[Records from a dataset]
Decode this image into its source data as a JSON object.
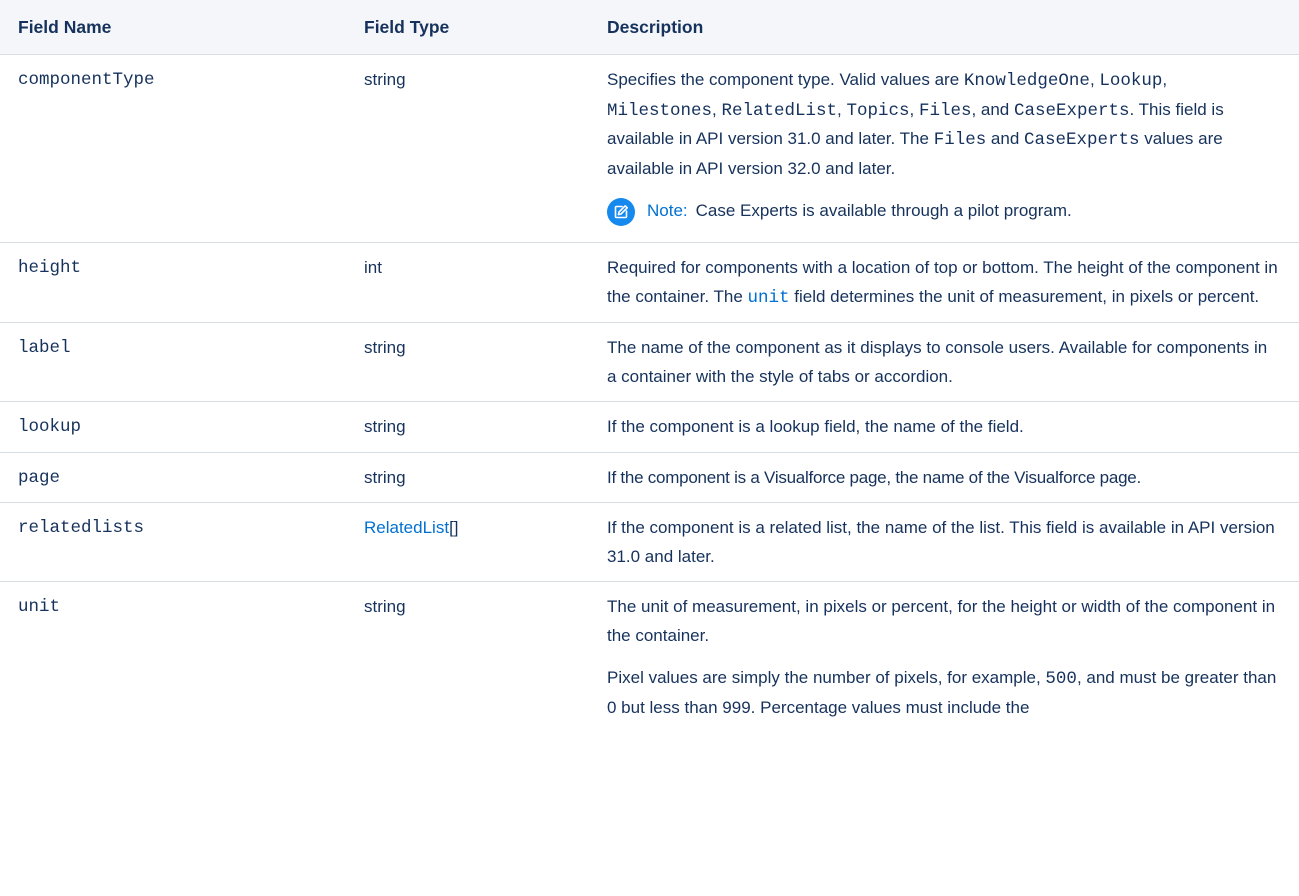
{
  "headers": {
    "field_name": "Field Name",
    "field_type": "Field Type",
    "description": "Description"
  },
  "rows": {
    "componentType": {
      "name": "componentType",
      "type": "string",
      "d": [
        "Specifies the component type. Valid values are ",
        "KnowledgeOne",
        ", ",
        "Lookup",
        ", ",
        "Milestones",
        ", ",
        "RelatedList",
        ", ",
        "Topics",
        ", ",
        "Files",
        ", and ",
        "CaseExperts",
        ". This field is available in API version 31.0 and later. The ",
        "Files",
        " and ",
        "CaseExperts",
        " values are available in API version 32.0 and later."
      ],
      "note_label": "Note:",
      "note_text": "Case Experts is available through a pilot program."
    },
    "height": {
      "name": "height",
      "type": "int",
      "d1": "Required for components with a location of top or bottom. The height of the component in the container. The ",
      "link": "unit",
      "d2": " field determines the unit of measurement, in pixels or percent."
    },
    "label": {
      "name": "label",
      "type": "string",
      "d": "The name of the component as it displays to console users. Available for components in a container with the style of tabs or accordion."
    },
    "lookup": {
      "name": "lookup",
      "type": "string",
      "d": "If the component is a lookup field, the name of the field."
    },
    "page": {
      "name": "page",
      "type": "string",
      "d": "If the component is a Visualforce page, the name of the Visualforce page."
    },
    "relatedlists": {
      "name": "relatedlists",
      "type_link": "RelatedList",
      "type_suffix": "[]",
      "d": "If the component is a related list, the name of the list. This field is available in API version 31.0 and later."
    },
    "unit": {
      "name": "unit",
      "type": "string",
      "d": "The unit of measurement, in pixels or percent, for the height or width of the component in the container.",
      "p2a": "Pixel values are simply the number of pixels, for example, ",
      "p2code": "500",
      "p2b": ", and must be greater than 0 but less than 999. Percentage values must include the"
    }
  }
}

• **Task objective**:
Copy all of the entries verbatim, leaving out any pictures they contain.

• **Written solution**:
Decode this image into its source data as a JSON object.
{
  "headers": {
    "field_name": "Field Name",
    "field_type": "Field Type",
    "description": "Description"
  },
  "rows": {
    "componentType": {
      "name": "componentType",
      "type": "string",
      "d": [
        "Specifies the component type. Valid values are ",
        "KnowledgeOne",
        ", ",
        "Lookup",
        ", ",
        "Milestones",
        ", ",
        "RelatedList",
        ", ",
        "Topics",
        ", ",
        "Files",
        ", and ",
        "CaseExperts",
        ". This field is available in API version 31.0 and later. The ",
        "Files",
        " and ",
        "CaseExperts",
        " values are available in API version 32.0 and later."
      ],
      "note_label": "Note:",
      "note_text": "Case Experts is available through a pilot program."
    },
    "height": {
      "name": "height",
      "type": "int",
      "d1": "Required for components with a location of top or bottom. The height of the component in the container. The ",
      "link": "unit",
      "d2": " field determines the unit of measurement, in pixels or percent."
    },
    "label": {
      "name": "label",
      "type": "string",
      "d": "The name of the component as it displays to console users. Available for components in a container with the style of tabs or accordion."
    },
    "lookup": {
      "name": "lookup",
      "type": "string",
      "d": "If the component is a lookup field, the name of the field."
    },
    "page": {
      "name": "page",
      "type": "string",
      "d": "If the component is a Visualforce page, the name of the Visualforce page."
    },
    "relatedlists": {
      "name": "relatedlists",
      "type_link": "RelatedList",
      "type_suffix": "[]",
      "d": "If the component is a related list, the name of the list. This field is available in API version 31.0 and later."
    },
    "unit": {
      "name": "unit",
      "type": "string",
      "d": "The unit of measurement, in pixels or percent, for the height or width of the component in the container.",
      "p2a": "Pixel values are simply the number of pixels, for example, ",
      "p2code": "500",
      "p2b": ", and must be greater than 0 but less than 999. Percentage values must include the"
    }
  }
}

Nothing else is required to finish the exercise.